Reporters often are targets of surveillance, both overt and covert, and that means that their laptops and phones are always at risk of compromise. Phones especially are juicy targets for attackers such as government agencies that are looking to track a reporter’s movements and activities. So Bunnie Huang, a hardware hacker and researcher, and Edward Snowden have developed plans for a device that would sit on the back of an iPhone and tap into the phone’s inner workings to detect when the phone is sending out data without the user’s knowledge. Known as the introspection engine, the device monitors the signals that control the device’s radio hardware and looks for data being transmitted even while in airplane mode.
The design of the device, which sits on the back of an iPhone and includes a small black-and-white screen, assumes that phones will be compromised.

“In such a situation, a reporter cannot take the UI status at face value. Instead, we aim to provide field-ready tools that enable a reporter to observe and investigate the status of the phone’s radios directly and independently of the phone’s native hardware. We call this direct introspection,” Huang and Snowden say in their paper. 

“Our work proposes to monitor radio activity using a measurement tool contained in a phone-mounted battery case. We call this tool an introspection engine. The introspection engine has the capability to alert a reporter of a dangerous situation in real-time. The core principle is simple: if the reporter expects radios to be off, alert the user when they are turned on.”

The device piggybacks on the rear of the iPhone and it’s connected to the inside of the phone through the SIM card slot.

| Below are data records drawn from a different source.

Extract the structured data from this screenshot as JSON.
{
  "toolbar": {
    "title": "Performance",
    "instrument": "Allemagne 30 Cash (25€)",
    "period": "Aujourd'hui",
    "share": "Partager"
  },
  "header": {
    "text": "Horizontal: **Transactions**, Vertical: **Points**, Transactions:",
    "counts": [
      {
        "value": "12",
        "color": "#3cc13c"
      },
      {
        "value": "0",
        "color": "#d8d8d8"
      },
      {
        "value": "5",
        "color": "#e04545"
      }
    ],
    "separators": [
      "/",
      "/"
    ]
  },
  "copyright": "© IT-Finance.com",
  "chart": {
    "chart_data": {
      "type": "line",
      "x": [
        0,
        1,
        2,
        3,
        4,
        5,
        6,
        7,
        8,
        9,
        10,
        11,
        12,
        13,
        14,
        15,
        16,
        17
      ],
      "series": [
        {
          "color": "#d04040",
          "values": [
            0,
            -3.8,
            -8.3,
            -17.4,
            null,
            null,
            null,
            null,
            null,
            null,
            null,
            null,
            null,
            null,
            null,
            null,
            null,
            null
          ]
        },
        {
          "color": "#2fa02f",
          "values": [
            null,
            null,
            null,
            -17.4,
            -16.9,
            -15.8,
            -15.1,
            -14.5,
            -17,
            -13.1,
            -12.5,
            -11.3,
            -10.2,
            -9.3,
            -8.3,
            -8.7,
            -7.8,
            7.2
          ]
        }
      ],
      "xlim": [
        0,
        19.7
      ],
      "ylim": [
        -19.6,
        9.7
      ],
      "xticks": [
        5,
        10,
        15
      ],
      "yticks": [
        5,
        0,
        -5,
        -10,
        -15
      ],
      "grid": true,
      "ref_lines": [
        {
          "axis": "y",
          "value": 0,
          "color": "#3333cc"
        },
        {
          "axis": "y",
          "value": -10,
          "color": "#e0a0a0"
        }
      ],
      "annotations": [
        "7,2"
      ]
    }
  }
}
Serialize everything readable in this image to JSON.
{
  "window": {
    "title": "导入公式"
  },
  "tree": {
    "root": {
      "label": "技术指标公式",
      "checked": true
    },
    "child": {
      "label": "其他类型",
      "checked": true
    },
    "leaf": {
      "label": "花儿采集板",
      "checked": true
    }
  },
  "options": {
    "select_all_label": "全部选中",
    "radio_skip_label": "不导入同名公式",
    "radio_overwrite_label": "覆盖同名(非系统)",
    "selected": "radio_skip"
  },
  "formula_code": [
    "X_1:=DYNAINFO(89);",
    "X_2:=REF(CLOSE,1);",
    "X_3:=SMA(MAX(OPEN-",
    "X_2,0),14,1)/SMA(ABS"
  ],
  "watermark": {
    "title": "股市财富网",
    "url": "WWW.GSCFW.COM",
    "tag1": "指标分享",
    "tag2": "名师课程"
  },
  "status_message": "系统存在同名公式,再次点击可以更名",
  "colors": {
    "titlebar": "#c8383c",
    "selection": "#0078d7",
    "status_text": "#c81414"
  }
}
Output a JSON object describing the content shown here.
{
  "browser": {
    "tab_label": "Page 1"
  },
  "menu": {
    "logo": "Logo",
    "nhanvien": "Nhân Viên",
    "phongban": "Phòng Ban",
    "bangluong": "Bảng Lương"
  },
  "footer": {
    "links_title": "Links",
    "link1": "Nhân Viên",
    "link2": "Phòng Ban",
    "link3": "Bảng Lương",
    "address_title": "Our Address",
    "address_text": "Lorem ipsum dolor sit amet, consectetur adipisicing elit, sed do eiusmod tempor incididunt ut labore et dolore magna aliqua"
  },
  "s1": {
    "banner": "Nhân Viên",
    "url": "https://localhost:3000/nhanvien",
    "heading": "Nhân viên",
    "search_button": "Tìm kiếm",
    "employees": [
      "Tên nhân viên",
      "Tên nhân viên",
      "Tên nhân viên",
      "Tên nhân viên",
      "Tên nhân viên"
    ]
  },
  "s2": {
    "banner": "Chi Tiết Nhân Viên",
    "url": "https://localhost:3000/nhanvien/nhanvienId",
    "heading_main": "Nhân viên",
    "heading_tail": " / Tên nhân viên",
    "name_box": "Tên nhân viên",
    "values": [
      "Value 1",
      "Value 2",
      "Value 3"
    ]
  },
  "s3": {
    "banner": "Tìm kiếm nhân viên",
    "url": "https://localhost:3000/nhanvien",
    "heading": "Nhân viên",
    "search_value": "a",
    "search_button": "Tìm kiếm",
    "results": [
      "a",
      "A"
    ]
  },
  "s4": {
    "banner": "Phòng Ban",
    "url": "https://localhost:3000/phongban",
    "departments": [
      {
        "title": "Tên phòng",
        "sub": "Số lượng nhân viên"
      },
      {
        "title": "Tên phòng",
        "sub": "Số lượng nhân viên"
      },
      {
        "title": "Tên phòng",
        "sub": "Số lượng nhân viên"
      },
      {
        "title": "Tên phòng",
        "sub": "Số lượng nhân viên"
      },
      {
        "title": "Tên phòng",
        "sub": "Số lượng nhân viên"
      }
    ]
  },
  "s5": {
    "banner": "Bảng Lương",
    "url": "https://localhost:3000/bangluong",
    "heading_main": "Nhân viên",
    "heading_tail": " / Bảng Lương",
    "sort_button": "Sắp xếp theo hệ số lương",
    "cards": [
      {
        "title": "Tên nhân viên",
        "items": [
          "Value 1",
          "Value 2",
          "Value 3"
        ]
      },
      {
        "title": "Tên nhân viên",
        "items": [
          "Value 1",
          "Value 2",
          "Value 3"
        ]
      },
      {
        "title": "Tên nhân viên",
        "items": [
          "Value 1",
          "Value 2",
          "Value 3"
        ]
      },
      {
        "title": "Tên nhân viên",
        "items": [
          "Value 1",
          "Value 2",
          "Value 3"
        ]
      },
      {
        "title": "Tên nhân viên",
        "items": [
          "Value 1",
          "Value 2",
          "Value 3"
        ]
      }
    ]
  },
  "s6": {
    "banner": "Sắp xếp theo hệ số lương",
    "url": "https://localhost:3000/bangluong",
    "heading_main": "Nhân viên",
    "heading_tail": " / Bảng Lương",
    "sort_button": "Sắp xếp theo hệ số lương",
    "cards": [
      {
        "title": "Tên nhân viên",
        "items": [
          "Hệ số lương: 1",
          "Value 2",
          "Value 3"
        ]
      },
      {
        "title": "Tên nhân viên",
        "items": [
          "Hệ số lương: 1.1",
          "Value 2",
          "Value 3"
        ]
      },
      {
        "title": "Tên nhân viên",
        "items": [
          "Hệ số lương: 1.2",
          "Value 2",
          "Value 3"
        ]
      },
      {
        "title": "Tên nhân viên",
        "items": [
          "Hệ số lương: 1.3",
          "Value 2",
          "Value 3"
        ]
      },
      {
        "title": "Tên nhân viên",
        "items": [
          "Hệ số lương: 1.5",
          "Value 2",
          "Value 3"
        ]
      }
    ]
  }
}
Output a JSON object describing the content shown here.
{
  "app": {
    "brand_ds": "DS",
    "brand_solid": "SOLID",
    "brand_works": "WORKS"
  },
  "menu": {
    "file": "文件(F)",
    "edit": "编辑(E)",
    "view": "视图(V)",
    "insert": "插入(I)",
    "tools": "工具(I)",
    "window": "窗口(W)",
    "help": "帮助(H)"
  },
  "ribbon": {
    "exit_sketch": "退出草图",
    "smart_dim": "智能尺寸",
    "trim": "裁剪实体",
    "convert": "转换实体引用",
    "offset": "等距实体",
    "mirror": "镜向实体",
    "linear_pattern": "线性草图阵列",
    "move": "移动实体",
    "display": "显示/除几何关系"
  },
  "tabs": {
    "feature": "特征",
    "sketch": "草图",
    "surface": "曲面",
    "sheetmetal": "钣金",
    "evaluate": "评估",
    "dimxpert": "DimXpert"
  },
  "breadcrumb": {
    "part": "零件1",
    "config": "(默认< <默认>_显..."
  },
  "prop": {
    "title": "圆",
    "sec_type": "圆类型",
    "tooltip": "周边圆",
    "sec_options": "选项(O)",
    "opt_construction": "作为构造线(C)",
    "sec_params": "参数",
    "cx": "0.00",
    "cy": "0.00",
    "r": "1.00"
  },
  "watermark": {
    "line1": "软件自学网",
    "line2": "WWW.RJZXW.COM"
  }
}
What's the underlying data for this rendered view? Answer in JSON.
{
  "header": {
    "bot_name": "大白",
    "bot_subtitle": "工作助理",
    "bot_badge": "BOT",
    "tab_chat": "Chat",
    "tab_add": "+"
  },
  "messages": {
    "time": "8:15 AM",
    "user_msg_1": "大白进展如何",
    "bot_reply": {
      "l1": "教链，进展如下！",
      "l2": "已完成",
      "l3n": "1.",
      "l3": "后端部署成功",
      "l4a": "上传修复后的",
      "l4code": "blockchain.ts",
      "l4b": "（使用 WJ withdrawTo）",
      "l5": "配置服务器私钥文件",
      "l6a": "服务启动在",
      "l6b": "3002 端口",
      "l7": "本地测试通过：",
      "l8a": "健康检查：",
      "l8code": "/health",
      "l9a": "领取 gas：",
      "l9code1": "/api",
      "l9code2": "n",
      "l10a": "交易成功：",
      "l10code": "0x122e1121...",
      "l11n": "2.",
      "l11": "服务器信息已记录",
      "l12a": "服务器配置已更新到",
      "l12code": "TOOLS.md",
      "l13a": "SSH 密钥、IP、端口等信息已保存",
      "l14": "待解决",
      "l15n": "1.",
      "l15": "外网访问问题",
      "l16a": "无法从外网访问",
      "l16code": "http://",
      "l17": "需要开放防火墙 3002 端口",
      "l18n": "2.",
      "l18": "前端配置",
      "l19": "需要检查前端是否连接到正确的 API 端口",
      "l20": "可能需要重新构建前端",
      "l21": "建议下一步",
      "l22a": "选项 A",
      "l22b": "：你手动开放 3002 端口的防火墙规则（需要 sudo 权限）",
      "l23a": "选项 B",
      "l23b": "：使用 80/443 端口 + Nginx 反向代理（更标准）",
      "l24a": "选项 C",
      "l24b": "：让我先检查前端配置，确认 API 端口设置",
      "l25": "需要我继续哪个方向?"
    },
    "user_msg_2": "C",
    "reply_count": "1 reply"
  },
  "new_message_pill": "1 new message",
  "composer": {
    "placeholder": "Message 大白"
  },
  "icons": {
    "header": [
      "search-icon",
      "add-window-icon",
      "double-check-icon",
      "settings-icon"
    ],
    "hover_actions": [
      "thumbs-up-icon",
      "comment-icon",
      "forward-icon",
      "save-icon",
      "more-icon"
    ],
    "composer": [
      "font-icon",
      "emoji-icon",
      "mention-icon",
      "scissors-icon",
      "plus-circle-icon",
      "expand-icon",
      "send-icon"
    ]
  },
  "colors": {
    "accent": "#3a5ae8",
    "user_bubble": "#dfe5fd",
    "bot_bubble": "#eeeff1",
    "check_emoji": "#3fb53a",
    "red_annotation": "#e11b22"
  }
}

“In order to facilitate the robust wiring of the signal taps, a custom flexible printed circuit (FPC) will be designed with contacts pre-loaded at signal test point locations. This will streamline phone modifications while making the final product more robust. As the SIM card has to be removed for access to key test points, the FPC will also connect to the SIM card signals. An additional FPC will then exit via the existing SIM card port, making available to the introspection engine both the bus taps and the SIM card signals,” the paper says.

 But some security researchers say that the introspection engine may be addressing a problem that only affects a small number of users and does so in an overly complicated manner. One security researcher said it would likely be easier to just disconnect the phone’s battery in high-risk situations, or to use a device that doesn’t have transmission capabilities. Also, the introspection engine doesn’t actually stop transmissions from going out, but simply detects them and alerts the user.

Huang and Snowden say in their paper that they’re working on a prototype of the device, but it could be years down the road, as they’re running the project on their own on a small budget. They also say that the concept of the introspection engine could be applied to other security areas for mobile devices.

“Furthermore, direct introspection may be extendable beyond the radio interfaces and into the filesystem layer. We theorize an introspection engine attached to the mass storage device within a phone; for example, an FPGA observing the SD bus between the CPU and the eMMC in a typical Android phone implementation. This introspection engine could observe, in real time, file manipulations and flag, or even block, potentially suspicious operations,” the paper says.